February 2, 2021, marked the 50th anniversary of the signing of the Ramsar Convention on Wetlands, in Ramsar, Iran. The day is also celebrated annually as the World Wetlands Day. The Ramsar Convention on Wetlands is the intergovernmental treaty that provides the framework for the conservation and wise use of wetlands and their resources.
The contracting parties to the Ramsar Convention on Wetlands recognise the fundamental ecological functions of wetlands as regulators of water regimes and as habitats supporting a characteristic flora and fauna and that wetlands constitute a resource of great economic, cultural, scientific, and recreational value, the loss of which would be irreparable.
The Convention uses a broad definition of wetlands. It includes all lakes and rivers, underground aquifers, swamps and marshes, wet grasslands, peatlands, oases, estuaries, deltas and tidal flats, mangroves and other coastal areas, coral reefs, and all human-made sites such as fish ponds, rice paddies, reservoirs and salt pans.
Ramsar Convention defines the ‘wise use’ of wetlands as “the maintenance of their ecological character, achieved through the implementation of ecosystem approaches, within the context of sustainable development”. Ecosystem approach requires consideration of the complex relationship between various ecosystem elements and promotion of integrated management of land, water and living resources.
Wise use, through an emphasis on sustainable development, calls for resource use patterns which can ensure that human dependence on wetlands can be maintained not only in the present but also in the future. Seen in totality, wise use is about maintaining and enhancing wetland values and functions to ensure the maintenance of the flow of benefits from wetlands (their ecosystem services) from an intergenerational equity point of view.
The Convention entered into force in India on 1 February 1982. India currently has 42 sites designated as Wetlands of International Importance (Ramsar Sites), with a surface area of 1,081,438 hectares. As part of the Convention, India has reiterated its commitment towards conservation, restoration and management of its wetlands. On the occasion of the World Wetlands Day on February 2, 2021, the Indian Minister of State for Environment, Forest and Climate Change, Babul Supriyo announced the establishment of a Centre for Wetland Conservation and Management (CWCM), as a part of the National Centre for Sustainable Coastal Management (NCSCM), Chennai, an institution under the Ministry. The event was attended virtually by NCSCM, State Wetland Authorities and the knowledge partners of the Wetland Division.
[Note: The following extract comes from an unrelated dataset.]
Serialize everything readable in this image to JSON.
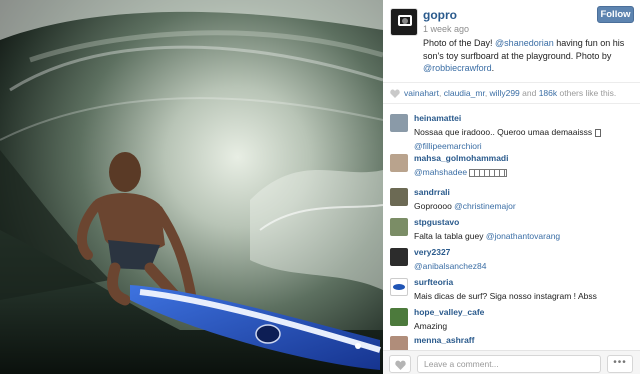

The Centre will help in building partnership and networks with relevant national and international agencies would serve as a knowledge hub and enable exchange between State/Union Territories (UT) Wetland Authorities, wetland users, managers, researchers, policy-makers and practitioners.
The Centre would also assist the national and State/ UT Governments in the design and implementation of policy and regulatory frameworks, management planning, monitoring and targeted research for its conservation.
Speaking at the launch, the Indian Minister of State for Environment highlighted the importance of wetlands in providing various ecosystem services. “The dedicated Centre which is launched today would address specific research needs and knowledge gaps and will aid in the application of integrated approaches for conservation, management and wise use of the wetlands,” Supriyo remarked.
India is committed towards the protection of its wetlands and in 2020, published guidelines to support state governments in the implementation of the Wetlands (Conservation and Management) Rules, 2017, that had decentralised wetlands management by giving states powers to not only identify and notify wetlands within their jurisdictions but also keep a watch on prohibited activities.
The 2020 guidelines clarified that all wetlands, irrespective of their location, size, ownership, biodiversity, or ecosystem services values, can be notified under the Wetlands Rules 2017, except river channels, paddy fields, human-made waterbodies specifically constructed for drinking water, aquaculture, salt production, recreation, irrigation purposes, wetlands falling within areas covered under the Indian Forest Act, 1927, Forest (Conservation) Act, 1980, Wildlife (Protection) Act, 1972 and the Coastal Regulation Zone Notification, 2011.
Photo Credit : https://commons.wikimedia.org/wiki/File:Shayarbrithi_wetland_in_Santiniketan,_West_Bengal,_India.jpg